Instructors can activate student learning through tapping into emotions. Four principles for engaging students utilize active learning techniques in new and exciting ways. This week’s teaching tip explores two of those.
Principle 1: Because of limited cognitive resources (working memory, attention, etc.), tap into emotions.
Use emotions as a way to grab your students' attention and help them remember course content. This can be achieved through connecting course content to students’ emotions. Techniques for doing this include:
- Breaking up class time into smaller chunks of time: each time period can start with an “emotional hook” – a story, song, video, leading questions, etc. related to the course material – that will attract attention and, ideally, get students emotionally involved in class content.

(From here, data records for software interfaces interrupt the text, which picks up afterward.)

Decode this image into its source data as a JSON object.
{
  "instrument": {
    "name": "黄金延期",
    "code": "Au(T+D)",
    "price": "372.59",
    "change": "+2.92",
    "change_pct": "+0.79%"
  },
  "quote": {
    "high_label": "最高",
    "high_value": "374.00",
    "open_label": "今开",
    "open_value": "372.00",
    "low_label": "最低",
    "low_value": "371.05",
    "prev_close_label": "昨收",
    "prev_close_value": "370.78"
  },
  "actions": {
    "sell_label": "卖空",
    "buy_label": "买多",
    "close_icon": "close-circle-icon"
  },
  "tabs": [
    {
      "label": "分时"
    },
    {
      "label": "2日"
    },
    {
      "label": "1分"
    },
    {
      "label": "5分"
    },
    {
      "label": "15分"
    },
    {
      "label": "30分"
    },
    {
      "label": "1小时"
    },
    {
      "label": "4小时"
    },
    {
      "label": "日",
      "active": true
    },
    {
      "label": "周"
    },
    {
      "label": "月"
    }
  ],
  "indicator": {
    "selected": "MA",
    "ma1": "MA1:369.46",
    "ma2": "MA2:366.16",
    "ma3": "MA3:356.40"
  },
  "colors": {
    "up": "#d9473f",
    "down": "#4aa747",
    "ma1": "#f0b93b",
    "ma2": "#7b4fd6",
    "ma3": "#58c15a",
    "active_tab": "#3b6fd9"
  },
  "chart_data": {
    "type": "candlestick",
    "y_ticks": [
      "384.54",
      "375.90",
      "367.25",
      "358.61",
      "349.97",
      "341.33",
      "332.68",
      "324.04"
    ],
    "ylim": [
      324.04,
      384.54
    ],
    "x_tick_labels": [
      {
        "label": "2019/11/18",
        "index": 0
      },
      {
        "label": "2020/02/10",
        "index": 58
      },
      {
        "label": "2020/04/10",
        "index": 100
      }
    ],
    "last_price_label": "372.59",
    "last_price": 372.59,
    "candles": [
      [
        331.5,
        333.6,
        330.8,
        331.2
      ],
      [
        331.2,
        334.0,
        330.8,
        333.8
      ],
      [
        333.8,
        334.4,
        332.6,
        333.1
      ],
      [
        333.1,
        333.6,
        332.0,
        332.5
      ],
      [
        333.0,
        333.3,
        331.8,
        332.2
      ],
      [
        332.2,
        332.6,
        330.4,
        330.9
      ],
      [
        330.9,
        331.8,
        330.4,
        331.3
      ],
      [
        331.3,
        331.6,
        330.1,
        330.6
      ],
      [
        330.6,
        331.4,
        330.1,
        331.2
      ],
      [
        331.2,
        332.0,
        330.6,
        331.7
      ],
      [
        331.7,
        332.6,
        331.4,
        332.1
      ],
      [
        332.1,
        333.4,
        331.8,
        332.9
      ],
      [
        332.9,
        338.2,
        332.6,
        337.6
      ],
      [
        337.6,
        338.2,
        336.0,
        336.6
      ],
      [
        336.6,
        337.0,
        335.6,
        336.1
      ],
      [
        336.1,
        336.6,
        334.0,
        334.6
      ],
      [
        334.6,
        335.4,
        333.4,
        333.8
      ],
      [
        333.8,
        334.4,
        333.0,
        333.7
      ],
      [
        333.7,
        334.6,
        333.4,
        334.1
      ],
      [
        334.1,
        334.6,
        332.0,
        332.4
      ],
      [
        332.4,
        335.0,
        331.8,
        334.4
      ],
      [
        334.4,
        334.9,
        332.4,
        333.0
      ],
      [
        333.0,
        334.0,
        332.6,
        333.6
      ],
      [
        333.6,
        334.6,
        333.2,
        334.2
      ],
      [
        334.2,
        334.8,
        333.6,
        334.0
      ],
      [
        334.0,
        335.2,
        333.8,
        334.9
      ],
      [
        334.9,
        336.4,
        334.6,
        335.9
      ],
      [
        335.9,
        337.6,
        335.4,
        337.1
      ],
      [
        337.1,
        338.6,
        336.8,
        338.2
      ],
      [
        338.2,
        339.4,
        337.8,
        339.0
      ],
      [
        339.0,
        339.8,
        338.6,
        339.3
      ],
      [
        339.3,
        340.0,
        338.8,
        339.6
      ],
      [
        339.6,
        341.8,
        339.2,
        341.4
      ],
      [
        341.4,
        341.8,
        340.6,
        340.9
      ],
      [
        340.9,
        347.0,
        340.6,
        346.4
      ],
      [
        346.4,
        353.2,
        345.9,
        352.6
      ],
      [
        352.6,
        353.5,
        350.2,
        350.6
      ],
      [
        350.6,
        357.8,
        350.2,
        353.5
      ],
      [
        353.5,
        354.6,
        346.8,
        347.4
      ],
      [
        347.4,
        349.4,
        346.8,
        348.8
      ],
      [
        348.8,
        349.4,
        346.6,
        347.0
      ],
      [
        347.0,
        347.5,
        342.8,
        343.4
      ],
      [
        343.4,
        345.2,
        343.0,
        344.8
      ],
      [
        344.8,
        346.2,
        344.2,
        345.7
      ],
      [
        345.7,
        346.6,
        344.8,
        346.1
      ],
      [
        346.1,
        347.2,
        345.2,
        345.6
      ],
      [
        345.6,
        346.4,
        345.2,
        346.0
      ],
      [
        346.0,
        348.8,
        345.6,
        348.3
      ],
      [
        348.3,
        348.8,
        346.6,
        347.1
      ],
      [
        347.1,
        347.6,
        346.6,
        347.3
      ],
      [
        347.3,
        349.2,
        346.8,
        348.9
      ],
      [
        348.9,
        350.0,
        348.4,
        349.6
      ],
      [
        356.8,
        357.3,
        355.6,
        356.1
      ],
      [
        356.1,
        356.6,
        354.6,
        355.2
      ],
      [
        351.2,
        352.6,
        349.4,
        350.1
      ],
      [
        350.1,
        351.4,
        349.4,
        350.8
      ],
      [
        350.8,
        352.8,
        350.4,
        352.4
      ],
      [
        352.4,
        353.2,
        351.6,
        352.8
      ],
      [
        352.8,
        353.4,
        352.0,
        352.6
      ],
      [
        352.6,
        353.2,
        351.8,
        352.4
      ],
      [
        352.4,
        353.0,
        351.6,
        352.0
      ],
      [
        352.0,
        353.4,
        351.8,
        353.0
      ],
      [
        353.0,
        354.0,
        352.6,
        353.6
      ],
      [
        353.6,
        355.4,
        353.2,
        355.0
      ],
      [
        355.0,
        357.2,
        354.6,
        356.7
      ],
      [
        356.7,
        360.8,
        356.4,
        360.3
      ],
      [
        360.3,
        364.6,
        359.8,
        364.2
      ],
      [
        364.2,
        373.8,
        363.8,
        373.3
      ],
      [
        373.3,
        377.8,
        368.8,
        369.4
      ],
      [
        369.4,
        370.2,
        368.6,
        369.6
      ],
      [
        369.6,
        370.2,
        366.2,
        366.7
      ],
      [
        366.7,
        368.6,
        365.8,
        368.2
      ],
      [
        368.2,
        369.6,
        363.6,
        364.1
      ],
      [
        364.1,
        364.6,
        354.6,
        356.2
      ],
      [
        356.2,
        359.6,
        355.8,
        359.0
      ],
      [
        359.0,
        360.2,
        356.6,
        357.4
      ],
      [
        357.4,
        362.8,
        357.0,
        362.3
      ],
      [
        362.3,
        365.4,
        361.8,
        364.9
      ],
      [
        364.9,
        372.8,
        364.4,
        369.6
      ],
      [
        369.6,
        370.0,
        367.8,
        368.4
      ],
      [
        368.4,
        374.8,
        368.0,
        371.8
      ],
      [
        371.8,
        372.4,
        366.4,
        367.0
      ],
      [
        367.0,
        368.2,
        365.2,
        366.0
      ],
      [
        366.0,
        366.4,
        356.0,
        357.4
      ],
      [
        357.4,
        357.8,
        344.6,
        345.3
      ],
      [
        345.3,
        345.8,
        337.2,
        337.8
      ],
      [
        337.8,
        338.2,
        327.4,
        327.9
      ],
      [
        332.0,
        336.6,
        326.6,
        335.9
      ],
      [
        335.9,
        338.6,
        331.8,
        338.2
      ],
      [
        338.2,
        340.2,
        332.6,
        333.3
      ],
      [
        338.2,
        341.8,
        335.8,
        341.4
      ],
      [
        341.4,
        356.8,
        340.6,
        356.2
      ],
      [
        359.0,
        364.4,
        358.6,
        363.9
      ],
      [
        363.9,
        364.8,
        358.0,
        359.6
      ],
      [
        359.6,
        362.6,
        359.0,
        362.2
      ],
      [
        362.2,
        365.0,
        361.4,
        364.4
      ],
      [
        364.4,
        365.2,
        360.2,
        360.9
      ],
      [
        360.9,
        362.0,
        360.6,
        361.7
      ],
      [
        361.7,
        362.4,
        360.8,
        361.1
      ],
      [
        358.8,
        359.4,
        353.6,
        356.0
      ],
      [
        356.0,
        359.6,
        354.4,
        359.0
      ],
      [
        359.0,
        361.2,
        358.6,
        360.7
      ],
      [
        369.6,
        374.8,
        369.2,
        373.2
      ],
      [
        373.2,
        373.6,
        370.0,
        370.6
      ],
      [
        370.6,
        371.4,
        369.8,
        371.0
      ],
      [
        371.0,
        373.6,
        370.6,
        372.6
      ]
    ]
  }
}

- Assign activities relevant to students’ lives. If you are in a lab working with drinking water, have students bring samples from home to test.

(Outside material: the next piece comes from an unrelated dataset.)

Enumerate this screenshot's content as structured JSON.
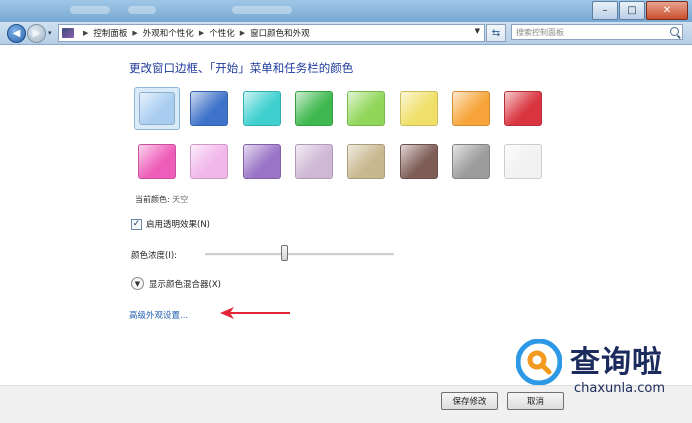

- Shake up routines. If you notice that you are doing the same sequence every lesson, try out something new otherwise the “emotional hooks” will soon catch nothing.
Principle 2: Whether you like it or not, your class puts you front and center.
To your students, you are your subject matter. It is the role of the instructor to get students emotionally invested in the material through their performance in the classroom. This is not to say that instruction should be a performance act, rather the way material is presented can greatly affect whether students get engaged with that material. Simply by using “immediacy cues” such as “eye contact, gestures, varied vocal tone, and movement” show that you are enthusiastic about the material and will help students become so, too. A simple, albeit cringe-worthy, way to see if you are using immediacy cues are to video yourself teaching or lecturing and watch the vdeo with the sound off to view what your nonverbal communication looks like.
Tune in to the next teaching tip for Principles #3 and #4!